We finished our adventure with a night at the KOA near Devils Tower. There was a community pool, showers, grille for burgers, miniature golf, fridges filled with Wyoming beer, and folks from around the country. We all came to check out Devils Tower. And best of all, we all came to watch Close Encounter of the Third Kind on an outdoor screen with Devils Tower in the backdrop.
The road to Devils Tower is a meandering drive up and around the iconic formation. We slowly fell in line with others until we reached the parking lot at the base of Devils Tower. Getting out, we threw on backpacks and hiked the 1.5-mile circumference. It was beautiful. The trail was made of concrete and even though you had a lot of elevation gain, you never lost perspective of Devils Tower. You rolled, up and over, through the pines and sweet smells of sun-soaked needles and wet granite boulders.
We stopped, took pictures, and gazed out into the fields of northern Wyoming. It was stunning. I kept looking for where the aliens jammed where Dreyfuss and company, but we never saw the landing field. However, I did find the outcropping of rocks Roy and Jillian climbed up and over before the sleeping gas knocked out the others.
If you’re lucky in life, you’ll get to see things that stay with you. Somethings are completely overwhelming. For example, the Grand Canyon was more impressive than I could have imagined. I’d put the Golden Gate Bridge, Statute of Liberty, and White House in the same category. It was cool taking an elevator to the top of the Empire State Building, but the view from the observation deck was no different than what I’ve seen on TV and movies.
Every now and then, you’ll experience something that is much better than you anticipated.
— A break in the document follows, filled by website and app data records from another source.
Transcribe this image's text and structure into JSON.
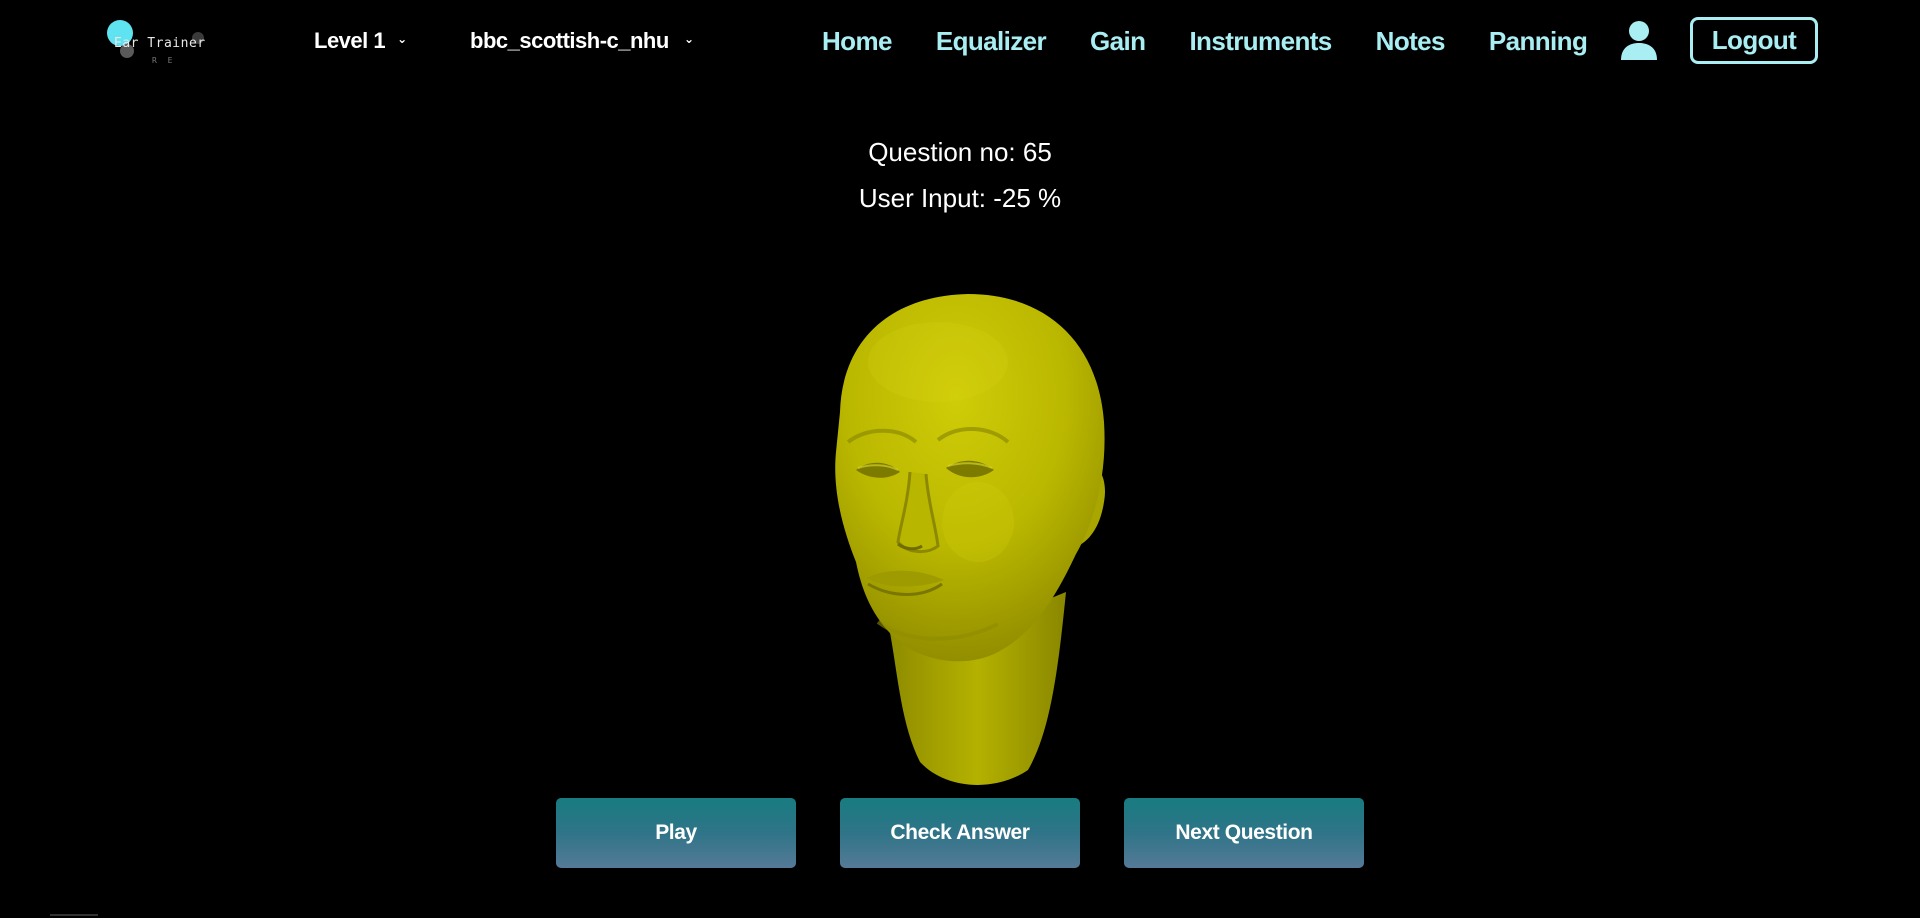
{
  "logo": {
    "text": "Ear Trainer",
    "subtext": "R E"
  },
  "selectors": {
    "level": "Level 1",
    "instrument": "bbc_scottish-c_nhu"
  },
  "nav": {
    "items": [
      {
        "label": "Home"
      },
      {
        "label": "Equalizer"
      },
      {
        "label": "Gain"
      },
      {
        "label": "Instruments"
      },
      {
        "label": "Notes"
      },
      {
        "label": "Panning"
      }
    ],
    "logout_label": "Logout",
    "user_icon": "user-icon"
  },
  "quiz": {
    "question_label": "Question no: 65",
    "user_input_label": "User Input: -25 %"
  },
  "actions": {
    "play_label": "Play",
    "check_label": "Check Answer",
    "next_label": "Next Question"
  },
  "colors": {
    "background": "#000000",
    "nav_accent": "#a9eef2",
    "logo_dot": "#5fe3f0",
    "head_model": "#c4c200",
    "button_top": "#177c80",
    "button_bottom": "#557a97"
  }
}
I never could have imagined the 284 steps up the Arc de Triomphe to be so memorable. I didn’t think visiting the Holocaust Museum in Washington D.C. would stay with me almost every day of my life. And I certainly didn’t think Devils Tower would move me the way that it did.
This was my connection with Teddy. Circumnavigating the base of the Tower, I felt the connection with Roosevelt. Here is where we shared the same footprints. I’m certain we jumped up the same rocks and gazed wide-eyed at the Tower and wondered how such a thing came to be. This is why he preserved the Tower as a national monument for others to enjoy. It’s ludicrous to propose he was thinking of me when he inked the bill into law but walking the perimeter of Devils Tower built a connection with Roosevelt nothing else could create. He wanted others to appreciate and marvel at this amazing geological wonder. Devils Tower is his monument to outdoor preservation, not Mt. Rushmore.
We drove back to the campground. There were cocktails and beers and a forgettable camp stove dinner. We wandered over to the movie and watched enough Close Encounter to appreciate the kitsch of the moment. Before tucking into the tent and collapsing into sleep, I stared at Devils Tower one last time in the dark. A full moon front lit the rock face of Devils Tower. I could see the crevasses and lines carved into the side of the rock and imagined what it would be like to stand a top.
Here, in the middle of nowhere, I felt a sense of peace. We saw the Dakotas. No, we experienced the Dakotas. This vast stretch of the middle of America felt explored and digested. We drank it up. Every drop. Here is where I learned the mystery, melancholy, and charm of the Dakotas. It’s a miraculous place and something to marvel. As exhausting as our trip had been, this was the moment I understood why Roosevelt was drawn to this corner of the world. Someone needed to share the wonder of this land.